INPUT:
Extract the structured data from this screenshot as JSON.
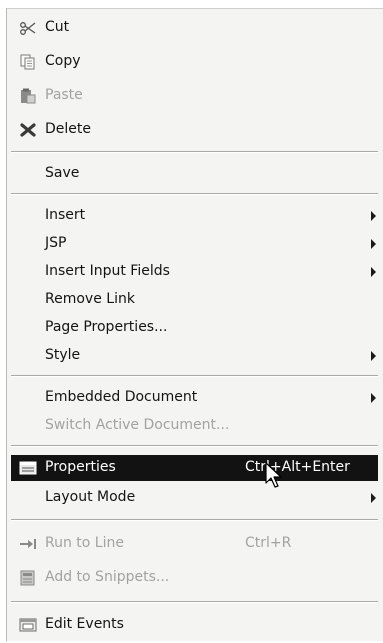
{
  "menu": {
    "cut_label": "Cut",
    "copy_label": "Copy",
    "paste_label": "Paste",
    "delete_label": "Delete",
    "save_label": "Save",
    "insert_label": "Insert",
    "jsp_label": "JSP",
    "insert_input_fields_label": "Insert Input Fields",
    "remove_link_label": "Remove Link",
    "page_properties_label": "Page Properties...",
    "style_label": "Style",
    "embedded_document_label": "Embedded Document",
    "switch_active_document_label": "Switch Active Document...",
    "properties_label": "Properties",
    "properties_shortcut": "Ctrl+Alt+Enter",
    "layout_mode_label": "Layout Mode",
    "run_to_line_label": "Run to Line",
    "run_to_line_shortcut": "Ctrl+R",
    "add_to_snippets_label": "Add to Snippets...",
    "edit_events_label": "Edit Events"
  },
  "icons": {
    "cut": "scissors-icon",
    "copy": "copy-icon",
    "paste": "paste-icon",
    "delete": "delete-icon",
    "properties": "properties-icon",
    "run_to_line": "arrow-right-icon",
    "add_to_snippets": "snippets-icon",
    "edit_events": "events-icon"
  },
  "colors": {
    "menu_background": "#f4f4f2",
    "selection_background": "#121212",
    "disabled_text": "#a2a2a2"
  }
}
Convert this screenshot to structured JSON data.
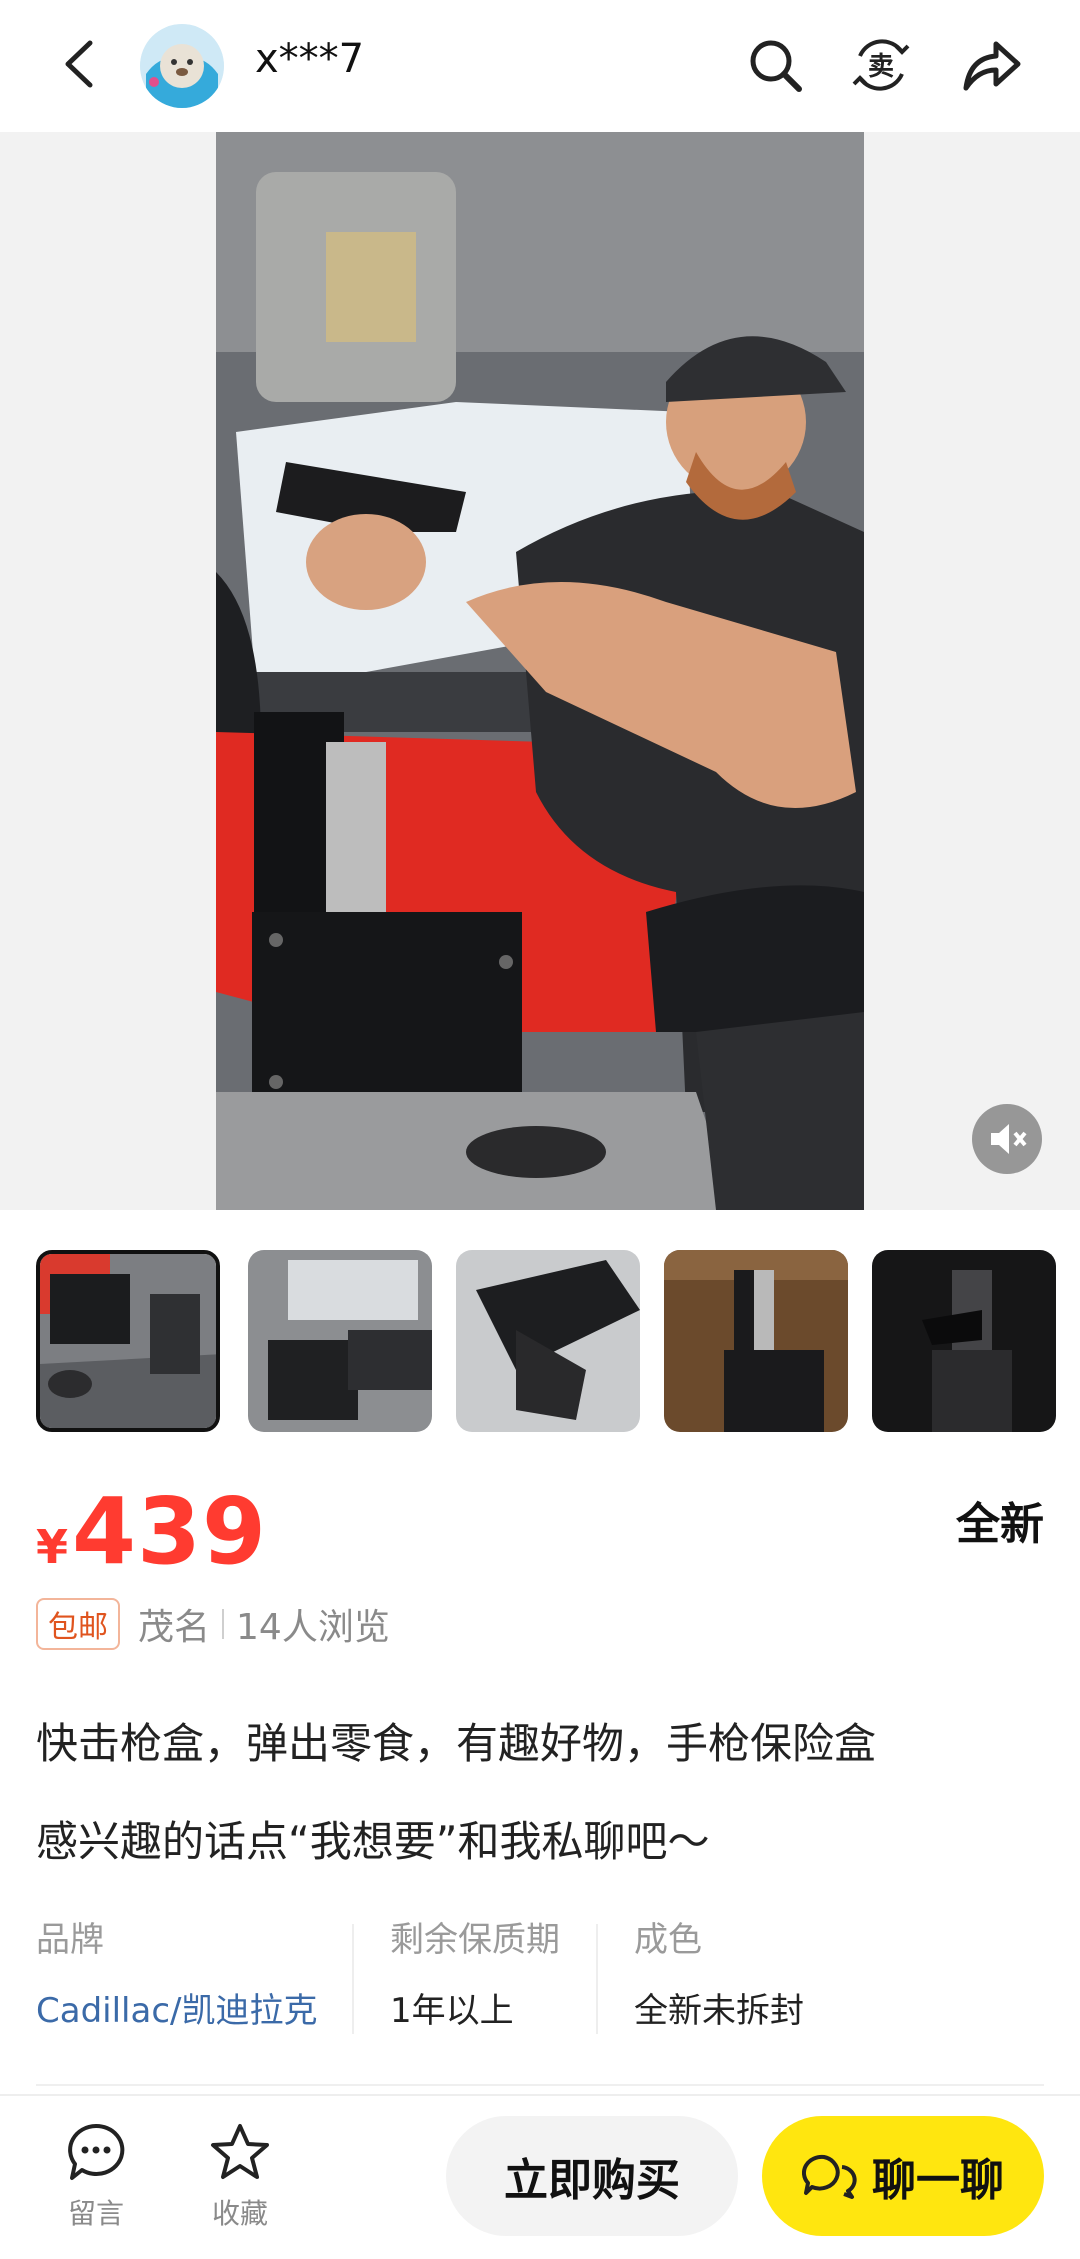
{
  "header": {
    "username": "x***7",
    "icons": [
      "back-arrow-icon",
      "search-icon",
      "sell-icon",
      "share-icon"
    ],
    "sell_icon_char": "卖"
  },
  "media": {
    "description": "Product video still",
    "mute_icon": "mute-icon"
  },
  "thumbnails": [
    {
      "name": "thumb-1",
      "active": true
    },
    {
      "name": "thumb-2",
      "active": false
    },
    {
      "name": "thumb-3",
      "active": false
    },
    {
      "name": "thumb-4",
      "active": false
    },
    {
      "name": "thumb-5",
      "active": false
    }
  ],
  "product": {
    "currency": "¥",
    "price": "439",
    "condition": "全新",
    "shipping_badge": "包邮",
    "location": "茂名",
    "views": "14人浏览",
    "title": "快击枪盒，弹出零食，有趣好物，手枪保险盒",
    "note": "感兴趣的话点“我想要”和我私聊吧～"
  },
  "specs": [
    {
      "key": "品牌",
      "value": "Cadillac/凯迪拉克"
    },
    {
      "key": "剩余保质期",
      "value": "1年以上"
    },
    {
      "key": "成色",
      "value": "全新未拆封"
    }
  ],
  "bottom_bar": {
    "comment_label": "留言",
    "favorite_label": "收藏",
    "buy_label": "立即购买",
    "chat_label": "聊一聊"
  },
  "colors": {
    "price_red": "#ff3b30",
    "chat_yellow": "#ffe60f",
    "link_blue": "#3b6aa8",
    "badge_orange": "#e0541e"
  }
}
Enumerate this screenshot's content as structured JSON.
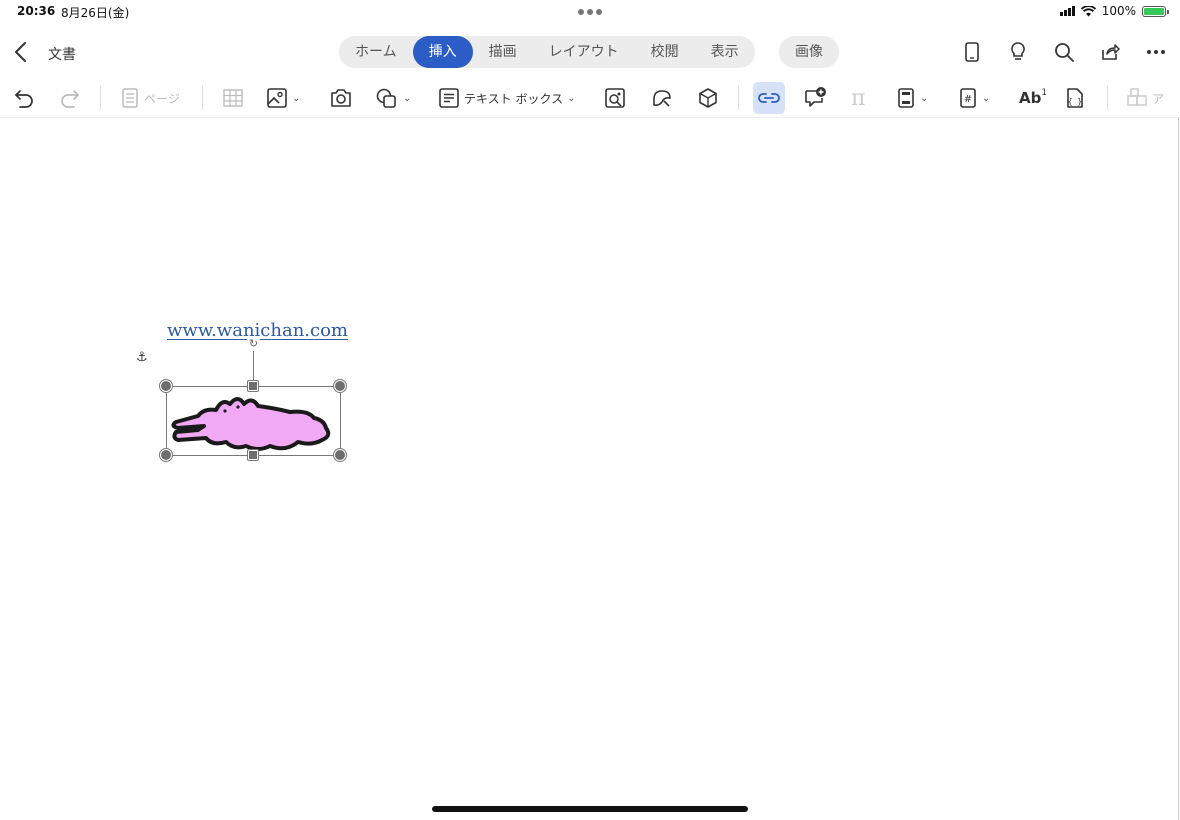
{
  "status": {
    "time": "20:36",
    "date": "8月26日(金)",
    "battery": "100%"
  },
  "header": {
    "back_label": "",
    "doc_title": "文書"
  },
  "tabs": [
    {
      "label": "ホーム"
    },
    {
      "label": "挿入",
      "active": true
    },
    {
      "label": "描画"
    },
    {
      "label": "レイアウト"
    },
    {
      "label": "校閲"
    },
    {
      "label": "表示"
    }
  ],
  "context_tab": {
    "label": "画像"
  },
  "title_icons": [
    "mobile-view-icon",
    "lightbulb-icon",
    "search-icon",
    "share-icon",
    "more-icon"
  ],
  "ribbon": {
    "page_label": "ページ",
    "textbox_label": "テキスト ボックス",
    "equation_label": "π",
    "wordart_label": "Ab",
    "truncated_label": "ア"
  },
  "document": {
    "link_text": "www.wanichan.com",
    "anchor_glyph": "⚓",
    "image": {
      "fill": "#f2a9f5",
      "outline": "#1a1a1a"
    }
  },
  "colors": {
    "accent": "#2c5cc5",
    "link": "#2a5aa8",
    "selected_bg": "#d6e2f7"
  }
}
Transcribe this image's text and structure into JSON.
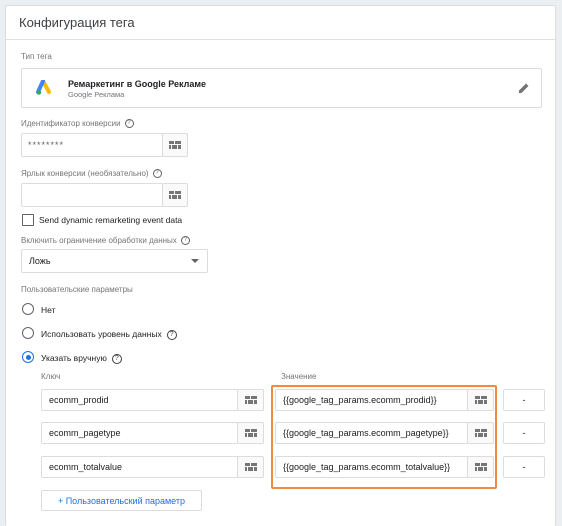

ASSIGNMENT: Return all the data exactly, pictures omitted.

RESPONSE BELOW:
Extract the structured data from this screenshot as JSON.
{
  "menu": {
    "cut_label": "Cut",
    "copy_label": "Copy",
    "paste_label": "Paste",
    "delete_label": "Delete",
    "save_label": "Save",
    "insert_label": "Insert",
    "jsp_label": "JSP",
    "insert_input_fields_label": "Insert Input Fields",
    "remove_link_label": "Remove Link",
    "page_properties_label": "Page Properties...",
    "style_label": "Style",
    "embedded_document_label": "Embedded Document",
    "switch_active_document_label": "Switch Active Document...",
    "properties_label": "Properties",
    "properties_shortcut": "Ctrl+Alt+Enter",
    "layout_mode_label": "Layout Mode",
    "run_to_line_label": "Run to Line",
    "run_to_line_shortcut": "Ctrl+R",
    "add_to_snippets_label": "Add to Snippets...",
    "edit_events_label": "Edit Events"
  },
  "icons": {
    "cut": "scissors-icon",
    "copy": "copy-icon",
    "paste": "paste-icon",
    "delete": "delete-icon",
    "properties": "properties-icon",
    "run_to_line": "arrow-right-icon",
    "add_to_snippets": "snippets-icon",
    "edit_events": "events-icon"
  },
  "colors": {
    "menu_background": "#f4f4f2",
    "selection_background": "#121212",
    "disabled_text": "#a2a2a2"
  }
}
Convert this screenshot to structured JSON data.
{
  "header": {
    "username": "x***7",
    "icons": [
      "back-arrow-icon",
      "search-icon",
      "sell-icon",
      "share-icon"
    ],
    "sell_icon_char": "卖"
  },
  "media": {
    "description": "Product video still",
    "mute_icon": "mute-icon"
  },
  "thumbnails": [
    {
      "name": "thumb-1",
      "active": true
    },
    {
      "name": "thumb-2",
      "active": false
    },
    {
      "name": "thumb-3",
      "active": false
    },
    {
      "name": "thumb-4",
      "active": false
    },
    {
      "name": "thumb-5",
      "active": false
    }
  ],
  "product": {
    "currency": "¥",
    "price": "439",
    "condition": "全新",
    "shipping_badge": "包邮",
    "location": "茂名",
    "views": "14人浏览",
    "title": "快击枪盒，弹出零食，有趣好物，手枪保险盒",
    "note": "感兴趣的话点“我想要”和我私聊吧～"
  },
  "specs": [
    {
      "key": "品牌",
      "value": "Cadillac/凯迪拉克"
    },
    {
      "key": "剩余保质期",
      "value": "1年以上"
    },
    {
      "key": "成色",
      "value": "全新未拆封"
    }
  ],
  "bottom_bar": {
    "comment_label": "留言",
    "favorite_label": "收藏",
    "buy_label": "立即购买",
    "chat_label": "聊一聊"
  },
  "colors": {
    "price_red": "#ff3b30",
    "chat_yellow": "#ffe60f",
    "link_blue": "#3b6aa8",
    "badge_orange": "#e0541e"
  }
}
Enumerate this screenshot's content as structured JSON.
{
  "status": {
    "time": "20:36",
    "date": "8月26日(金)",
    "battery": "100%"
  },
  "header": {
    "back_label": "",
    "doc_title": "文書"
  },
  "tabs": [
    {
      "label": "ホーム"
    },
    {
      "label": "挿入",
      "active": true
    },
    {
      "label": "描画"
    },
    {
      "label": "レイアウト"
    },
    {
      "label": "校閲"
    },
    {
      "label": "表示"
    }
  ],
  "context_tab": {
    "label": "画像"
  },
  "title_icons": [
    "mobile-view-icon",
    "lightbulb-icon",
    "search-icon",
    "share-icon",
    "more-icon"
  ],
  "ribbon": {
    "page_label": "ページ",
    "textbox_label": "テキスト ボックス",
    "equation_label": "π",
    "wordart_label": "Ab",
    "truncated_label": "ア"
  },
  "document": {
    "link_text": "www.wanichan.com",
    "anchor_glyph": "⚓",
    "image": {
      "fill": "#f2a9f5",
      "outline": "#1a1a1a"
    }
  },
  "colors": {
    "accent": "#2c5cc5",
    "link": "#2a5aa8",
    "selected_bg": "#d6e2f7"
  }
}
Transcribe this image's text and structure into JSON.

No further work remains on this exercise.